adult stem cells vs embryonic
American scientists have reversed the aging process for human adult stem cells, raising the hope for treating chronic and age-related diseases.
Scientists at the Buck Institute for Research on Aging and the Georgia Institute of Technology managed to reverse the biological clock in adult stem cells and keep them young and active.
The modern “stem cell hypothesis of aging” suggests that the regenerative power of tissues and organs declines as adult stem cells grow older and get damaged through the natural process of aging.

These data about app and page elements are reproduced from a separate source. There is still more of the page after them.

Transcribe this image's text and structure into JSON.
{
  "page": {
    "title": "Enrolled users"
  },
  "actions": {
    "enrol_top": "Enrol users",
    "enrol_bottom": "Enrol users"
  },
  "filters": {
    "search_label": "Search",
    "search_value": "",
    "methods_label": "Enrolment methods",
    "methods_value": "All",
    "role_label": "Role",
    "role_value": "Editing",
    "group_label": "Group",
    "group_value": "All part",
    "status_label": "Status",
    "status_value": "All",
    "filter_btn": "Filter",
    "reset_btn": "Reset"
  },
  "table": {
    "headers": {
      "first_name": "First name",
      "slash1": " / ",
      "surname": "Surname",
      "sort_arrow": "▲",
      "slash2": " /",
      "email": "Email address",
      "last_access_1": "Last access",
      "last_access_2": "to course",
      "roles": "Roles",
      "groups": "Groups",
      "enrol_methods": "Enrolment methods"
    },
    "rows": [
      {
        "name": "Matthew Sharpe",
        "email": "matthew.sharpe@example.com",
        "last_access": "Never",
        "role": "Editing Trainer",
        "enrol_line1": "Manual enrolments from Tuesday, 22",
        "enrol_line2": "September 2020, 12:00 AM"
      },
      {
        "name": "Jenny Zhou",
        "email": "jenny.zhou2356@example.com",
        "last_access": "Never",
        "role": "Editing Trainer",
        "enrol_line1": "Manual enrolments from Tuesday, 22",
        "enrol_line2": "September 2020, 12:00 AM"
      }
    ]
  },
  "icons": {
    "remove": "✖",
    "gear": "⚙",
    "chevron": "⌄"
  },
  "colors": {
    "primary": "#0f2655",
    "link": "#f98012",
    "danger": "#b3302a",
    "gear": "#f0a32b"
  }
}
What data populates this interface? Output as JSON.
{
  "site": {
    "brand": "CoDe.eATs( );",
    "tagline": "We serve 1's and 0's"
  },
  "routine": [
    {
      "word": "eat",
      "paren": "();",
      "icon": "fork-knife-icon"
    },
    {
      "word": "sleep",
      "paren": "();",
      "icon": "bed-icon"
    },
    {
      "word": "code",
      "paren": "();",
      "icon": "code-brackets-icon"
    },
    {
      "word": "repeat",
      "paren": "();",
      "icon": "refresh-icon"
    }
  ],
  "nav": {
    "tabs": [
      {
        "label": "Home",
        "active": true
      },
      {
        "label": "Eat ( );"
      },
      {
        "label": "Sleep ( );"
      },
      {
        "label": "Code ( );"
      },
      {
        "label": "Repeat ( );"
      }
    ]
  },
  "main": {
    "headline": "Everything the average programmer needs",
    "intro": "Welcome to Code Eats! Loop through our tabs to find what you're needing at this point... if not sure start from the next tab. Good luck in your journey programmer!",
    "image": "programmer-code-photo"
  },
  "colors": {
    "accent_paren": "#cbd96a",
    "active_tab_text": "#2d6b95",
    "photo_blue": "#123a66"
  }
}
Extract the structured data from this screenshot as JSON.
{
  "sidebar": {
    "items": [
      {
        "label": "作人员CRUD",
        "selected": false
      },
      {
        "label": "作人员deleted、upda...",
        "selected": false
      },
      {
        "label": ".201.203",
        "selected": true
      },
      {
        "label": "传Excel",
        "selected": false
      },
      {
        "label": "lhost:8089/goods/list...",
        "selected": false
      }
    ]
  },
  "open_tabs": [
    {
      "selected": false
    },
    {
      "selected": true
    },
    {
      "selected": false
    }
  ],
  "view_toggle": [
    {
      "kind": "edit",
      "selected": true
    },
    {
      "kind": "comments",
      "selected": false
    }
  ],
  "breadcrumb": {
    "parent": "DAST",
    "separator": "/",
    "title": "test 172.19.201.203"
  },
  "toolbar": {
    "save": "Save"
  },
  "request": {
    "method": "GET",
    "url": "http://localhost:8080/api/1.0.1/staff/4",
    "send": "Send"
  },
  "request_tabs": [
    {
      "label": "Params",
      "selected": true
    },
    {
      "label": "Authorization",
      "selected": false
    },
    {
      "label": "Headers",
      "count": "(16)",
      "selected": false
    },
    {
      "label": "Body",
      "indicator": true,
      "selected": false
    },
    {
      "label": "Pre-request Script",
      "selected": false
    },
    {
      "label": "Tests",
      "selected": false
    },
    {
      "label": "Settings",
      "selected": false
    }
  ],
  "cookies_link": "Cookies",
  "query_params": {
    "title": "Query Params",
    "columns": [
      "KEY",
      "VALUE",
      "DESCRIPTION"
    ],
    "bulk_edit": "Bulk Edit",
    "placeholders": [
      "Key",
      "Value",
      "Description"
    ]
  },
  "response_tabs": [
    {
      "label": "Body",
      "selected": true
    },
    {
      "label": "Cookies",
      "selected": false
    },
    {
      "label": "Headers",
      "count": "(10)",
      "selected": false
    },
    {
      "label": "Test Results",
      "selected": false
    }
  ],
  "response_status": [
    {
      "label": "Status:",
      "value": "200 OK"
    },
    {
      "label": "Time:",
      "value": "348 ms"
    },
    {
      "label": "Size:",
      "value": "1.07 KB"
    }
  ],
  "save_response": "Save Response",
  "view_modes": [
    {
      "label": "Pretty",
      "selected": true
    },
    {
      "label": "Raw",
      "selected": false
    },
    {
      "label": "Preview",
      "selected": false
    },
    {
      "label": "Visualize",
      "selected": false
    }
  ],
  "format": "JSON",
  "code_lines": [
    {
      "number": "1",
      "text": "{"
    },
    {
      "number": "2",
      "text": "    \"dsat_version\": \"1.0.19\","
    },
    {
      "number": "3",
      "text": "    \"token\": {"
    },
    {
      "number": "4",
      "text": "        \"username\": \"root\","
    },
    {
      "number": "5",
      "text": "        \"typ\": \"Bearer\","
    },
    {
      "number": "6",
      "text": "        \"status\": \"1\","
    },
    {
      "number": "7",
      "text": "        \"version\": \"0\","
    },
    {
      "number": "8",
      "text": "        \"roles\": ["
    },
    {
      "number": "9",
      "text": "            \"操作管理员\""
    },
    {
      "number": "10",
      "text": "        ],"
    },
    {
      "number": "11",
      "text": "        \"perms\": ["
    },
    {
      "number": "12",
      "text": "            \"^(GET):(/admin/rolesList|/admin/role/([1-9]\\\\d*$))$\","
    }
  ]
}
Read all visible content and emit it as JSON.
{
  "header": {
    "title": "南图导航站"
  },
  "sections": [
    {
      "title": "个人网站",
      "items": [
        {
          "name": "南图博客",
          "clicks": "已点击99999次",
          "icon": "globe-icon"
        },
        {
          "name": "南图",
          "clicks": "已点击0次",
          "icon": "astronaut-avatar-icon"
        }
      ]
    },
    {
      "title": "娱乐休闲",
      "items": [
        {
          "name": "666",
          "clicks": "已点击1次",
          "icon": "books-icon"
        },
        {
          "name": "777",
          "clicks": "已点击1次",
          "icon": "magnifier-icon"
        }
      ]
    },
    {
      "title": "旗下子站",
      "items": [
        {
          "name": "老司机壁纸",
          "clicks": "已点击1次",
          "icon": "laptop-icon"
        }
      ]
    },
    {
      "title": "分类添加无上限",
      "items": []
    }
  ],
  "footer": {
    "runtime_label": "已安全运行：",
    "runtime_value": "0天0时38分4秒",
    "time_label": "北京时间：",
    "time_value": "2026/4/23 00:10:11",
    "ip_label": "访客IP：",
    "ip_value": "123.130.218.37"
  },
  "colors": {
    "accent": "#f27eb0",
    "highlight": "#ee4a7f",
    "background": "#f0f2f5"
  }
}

Understanding the processes that enable human adult stem cells to initiate self-renewal and to divide, proliferate and then differentiate in order to rejuvenate damaged tissue might be the key to regenerative medicine and an eventual cure for many age-related diseases.
The study showed that during the aging process the end part of DNA molecules called telomeres become shorter while adult stem cells almost remain intact.
Researchers found that most of the damage in self-renewing adult stem cells occurred within small sections of DNA, known as transposable elements or retrotransposons, which were previously thought to be non-functional.
According to the report published in the journal Cell Cycle , scientists managed to reverse the process of human adult stem cell aging in lab by suppressing the accumulation of toxic transcripts from retrotransposons.
“We demonstrated that we were able to reverse the process of aging for human adult stem cells by intervening with the activity of non-protein coding RNAs originated from genomic regions once dismissed as non-functional 'genomic junk',” said lead author Victoria Lunyak.
Researchers say if they can find a way to keep adult stem cells young and active, these cells may be used for repairing damaged tissues affected by aging or chronic diseases.
The discovery may lead to effective and novel treatments for conditions such as heart attack, arthritis, diabetes and osteoporosis and even regenerating bones and healing wounds.